Film has huge benefit to business. Think of the terms ‘film industry’ and ‘show business’. Film is responsible for creating much work and sadly exploiting it. Pictures speak a thousand words. Think of the corporate video or commercials—it’s all filmed. How much money is spent in advertising a year? Even within a movie, how much product placement is used to help finance a film? For a lot of us on the way up, trying to make a living out of making films it is extremely tough. You have to do it because you love it not because you’re going to be a millionaire.
Do you think it’s essential to take a course in filmmaking to break into the industry or is this something you can just dive into?
From a personal perspective, without a doubt it’s been of huge benefit to us to have done courses and been taught by industry people. We have been taught rules, disciplines and techniques that have been invaluable. Having said that, technology is on our side, so there is nothing stopping anyone from going out and giving it a go.
The important thing is the story. Do you really have one to tell? If so, then do it to the best of your ability. Don’t just do it for the sake of it. The curse of digital is that anyone that can point a camera thinks they can be a filmmaker and there is so much more to capturing the right image and telling a good story, it takes real skill.
How do you begin to plot the narrative behind a documentary?

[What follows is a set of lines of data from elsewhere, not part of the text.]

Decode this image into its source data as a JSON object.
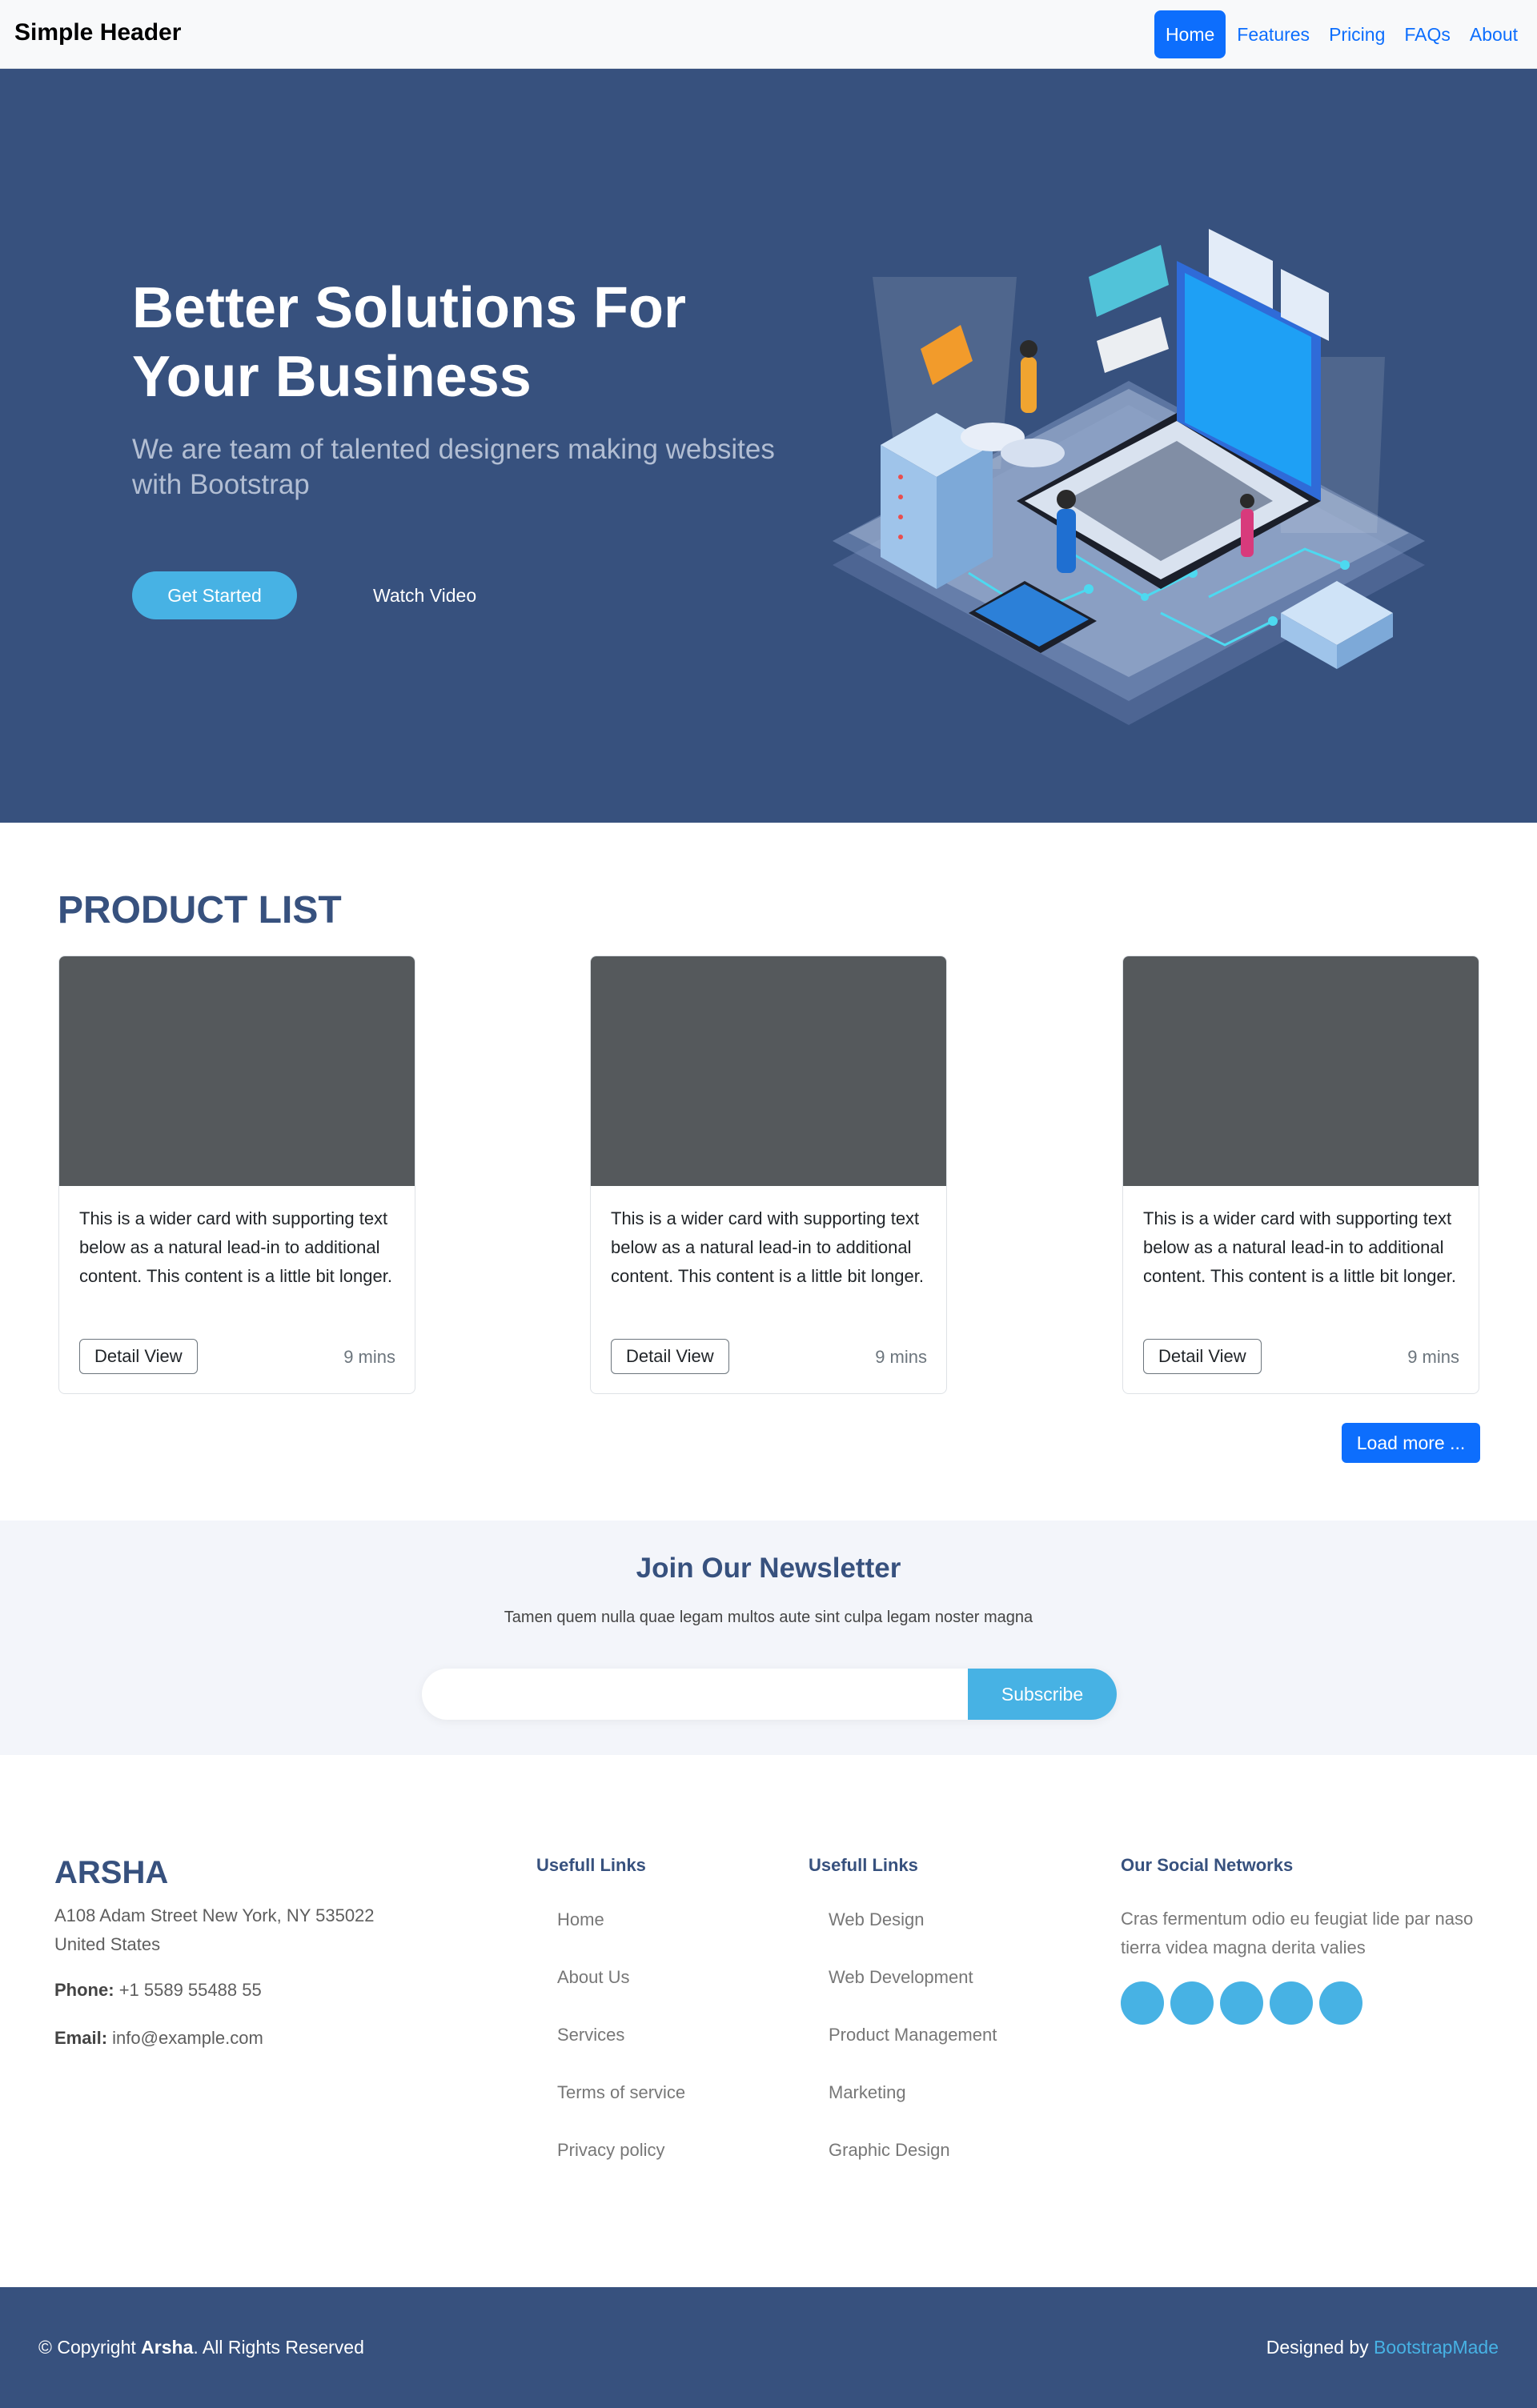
{
  "header": {
    "brand": "Simple Header",
    "nav": [
      "Home",
      "Features",
      "Pricing",
      "FAQs",
      "About"
    ],
    "active": "Home"
  },
  "hero": {
    "title_line1": "Better Solutions For",
    "title_line2": "Your Business",
    "subtitle": "We are team of talented designers making websites with Bootstrap",
    "primary_button": "Get Started",
    "secondary_button": "Watch Video"
  },
  "products": {
    "title": "PRODUCT LIST",
    "cards": [
      {
        "text": "This is a wider card with supporting text below as a natural lead-in to additional content. This content is a little bit longer.",
        "button": "Detail View",
        "time": "9 mins"
      },
      {
        "text": "This is a wider card with supporting text below as a natural lead-in to additional content. This content is a little bit longer.",
        "button": "Detail View",
        "time": "9 mins"
      },
      {
        "text": "This is a wider card with supporting text below as a natural lead-in to additional content. This content is a little bit longer.",
        "button": "Detail View",
        "time": "9 mins"
      }
    ],
    "load_more": "Load more ..."
  },
  "newsletter": {
    "title": "Join Our Newsletter",
    "subtitle": "Tamen quem nulla quae legam multos aute sint culpa legam noster magna",
    "input_value": "",
    "button": "Subscribe"
  },
  "footer": {
    "brand": "ARSHA",
    "address": "A108 Adam Street New York, NY 535022 United States",
    "phone_label": "Phone:",
    "phone": "+1 5589 55488 55",
    "email_label": "Email:",
    "email": "info@example.com",
    "col1_title": "Usefull Links",
    "col1_links": [
      "Home",
      "About Us",
      "Services",
      "Terms of service",
      "Privacy policy"
    ],
    "col2_title": "Usefull Links",
    "col2_links": [
      "Web Design",
      "Web Development",
      "Product Management",
      "Marketing",
      "Graphic Design"
    ],
    "social_title": "Our Social Networks",
    "social_text": "Cras fermentum odio eu feugiat lide par naso tierra videa magna derita valies",
    "social_icons": [
      "social-icon-1",
      "social-icon-2",
      "social-icon-3",
      "social-icon-4",
      "social-icon-5"
    ]
  },
  "bottom": {
    "copy_prefix": "© Copyright",
    "copy_brand": "Arsha",
    "copy_suffix": ". All Rights Reserved",
    "designed_prefix": "Designed by",
    "designed_link": "BootstrapMade"
  },
  "colors": {
    "primary": "#37517e",
    "accent": "#47b2e4",
    "bootstrap_blue": "#0d6efd",
    "card_image": "#55595c"
  }
}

Is there a particular process you both use to tell the story you’re documenting?
For us, it started with how these films were made. We then formulated questions that would provide the answer. The wonderful thing about documentary filmmaking is how organic it really is. It’s amazing what other common themes and threads start to present themselves through the process of filming and talking to people, which then goes on to add further texture, layers and depth to your film.

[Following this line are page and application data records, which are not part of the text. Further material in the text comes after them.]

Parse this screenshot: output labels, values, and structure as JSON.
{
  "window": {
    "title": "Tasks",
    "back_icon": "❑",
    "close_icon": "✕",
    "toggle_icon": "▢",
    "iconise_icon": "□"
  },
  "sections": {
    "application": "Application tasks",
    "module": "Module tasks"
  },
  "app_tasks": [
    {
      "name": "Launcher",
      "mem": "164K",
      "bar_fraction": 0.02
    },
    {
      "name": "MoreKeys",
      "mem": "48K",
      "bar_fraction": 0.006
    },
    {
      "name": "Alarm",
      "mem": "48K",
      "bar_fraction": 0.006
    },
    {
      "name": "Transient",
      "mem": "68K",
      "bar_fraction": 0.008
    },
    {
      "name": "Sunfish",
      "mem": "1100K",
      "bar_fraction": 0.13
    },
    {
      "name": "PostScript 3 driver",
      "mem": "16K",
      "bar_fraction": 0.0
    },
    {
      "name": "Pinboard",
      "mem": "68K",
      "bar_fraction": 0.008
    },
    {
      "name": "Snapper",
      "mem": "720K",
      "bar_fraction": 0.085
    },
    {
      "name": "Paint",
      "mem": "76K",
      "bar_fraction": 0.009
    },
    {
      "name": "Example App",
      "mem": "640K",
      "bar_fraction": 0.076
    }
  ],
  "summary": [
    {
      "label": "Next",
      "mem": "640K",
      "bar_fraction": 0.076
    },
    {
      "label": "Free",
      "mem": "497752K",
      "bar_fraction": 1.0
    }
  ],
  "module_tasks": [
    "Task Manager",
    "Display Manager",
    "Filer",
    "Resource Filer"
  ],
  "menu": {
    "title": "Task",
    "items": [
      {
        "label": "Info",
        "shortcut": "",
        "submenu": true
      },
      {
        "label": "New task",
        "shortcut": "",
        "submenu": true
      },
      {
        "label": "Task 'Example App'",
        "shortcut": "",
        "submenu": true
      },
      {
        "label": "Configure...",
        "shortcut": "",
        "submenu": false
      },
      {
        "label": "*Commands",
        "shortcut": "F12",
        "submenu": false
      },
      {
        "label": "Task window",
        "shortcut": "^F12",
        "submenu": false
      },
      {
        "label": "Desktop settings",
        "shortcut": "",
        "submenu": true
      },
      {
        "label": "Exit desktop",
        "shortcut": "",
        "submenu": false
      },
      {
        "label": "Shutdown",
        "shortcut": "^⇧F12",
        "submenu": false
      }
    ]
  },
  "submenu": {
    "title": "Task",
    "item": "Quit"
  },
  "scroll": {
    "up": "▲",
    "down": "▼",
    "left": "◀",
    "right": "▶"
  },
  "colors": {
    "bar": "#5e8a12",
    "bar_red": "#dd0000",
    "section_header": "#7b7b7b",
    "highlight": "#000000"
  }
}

Documentaries are typically very interview heavy—how do you go about securing one-on-one time with a credible source or expert?
Well, IMDb Pro has been our saviour! IMDb Pro is the subscription part of the Internet Movie Database that provides contact details to film talent. We knew who we wanted to interview so we reached out to their agents and publicists and took it from there. It was more important that it was us who were credible!
What’s the secret to conducting the perfect on-screen interview?
Now, that would be like giving away the secret family recipe! The secret is to be prepared. Know your subject.
How important is it to get the right equipment for the job?
Very important. We invested heavily in the right equipment: camera, tripods, lighting, sound and editing equipment are all equally as important—they are your tools. As CLEANIN’ UP THE TOWN: Remembering Ghostbusters has taken eight years we’ve also had to upgrade our equipment. We had to move from tape to card, we remember the Japanese Tsunami meant that factories were hit and unable to provide tape media which forced us to move to card which meant a new camera. For us we are all about quality and you need the right tools to accomplish that.
You chose to crowdfund your project, but are there any other ways to fund a documentary?
Well, when we started CLEANIN’ UP THE TOWN: Remembering Ghostbusters crowdfunding didn’t exist, so for seven years we self-funded our project in order for us to maintain creative control. We ran out of money which lead us to launching a Kickstarter campaign to complete it.
There are people who are willing to invest in film projects and then come on board as producers, but will obviously then want a say. There also the option of sponsorship, but you ideally need a track record for this and it then depends on the project and whether your perspective audience thinks it would be worth their investment. Most corporates have a marketing budget for the year so it’s whether you catch them early enough before they have spent their money elsewhere!
If you could travel back in time to the start of your filmmaking career and give yourselves one piece of advice, what would it be?
Look after your money—you spend a lot of time without it.